An irresistible online purchase only comes to us in two ways: while surfing the Internet or through an unsolicited offer through email. If we are prepared to judge the reliability of a site purely by the appearance of a site, we are most probably courting serious trouble for ourselves. If we can use appearance as a basis for judgment for brick-and-mortar stores, we might not fare quite as well with online stores.
It is far more difficult for physical stores to deceive customers because of the actual preparation required to create the right elements for deception. A deceptive online store simply needs a flashy website and prospective customers who do not care much for confirming that status of the business they are transacting with. Deceivers are masters of detecting opportunities as manifested by readily trusting buyers.

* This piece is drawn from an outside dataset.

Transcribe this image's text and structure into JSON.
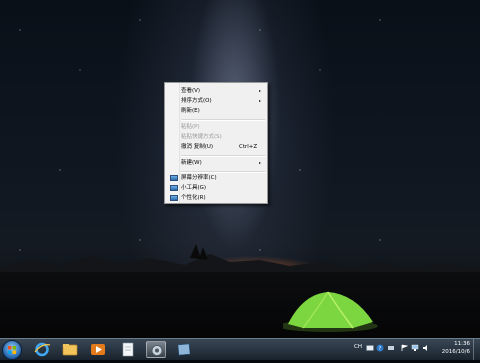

The reputation of online businesses can be verified with certain agencies such as the Better Business Bureau in the area where a seller is supposed to be located. This is why it is important to obtain a physical address and not merely settle for a P.O. Box or telephone number. The given phone number should also be tested to check if it is actually working or existing. The same can be done for emails just to make sure that the given accounts are active.
A legitimate business will be willing, if not eager to provide its real contact information. What is the sense of hiding such important information when the main purpose is to get customers? It is best to avoid transacting with companies that are less than forthright with their information. Extra care should be accorded to transactions that involve foreign addresses since it is usually more difficult to confirm legitimacy. Paying through credit cards is a safer option because there is a chance for recovery in case a problem arises. Online purchase scams can be avoided with a little more effort than usual.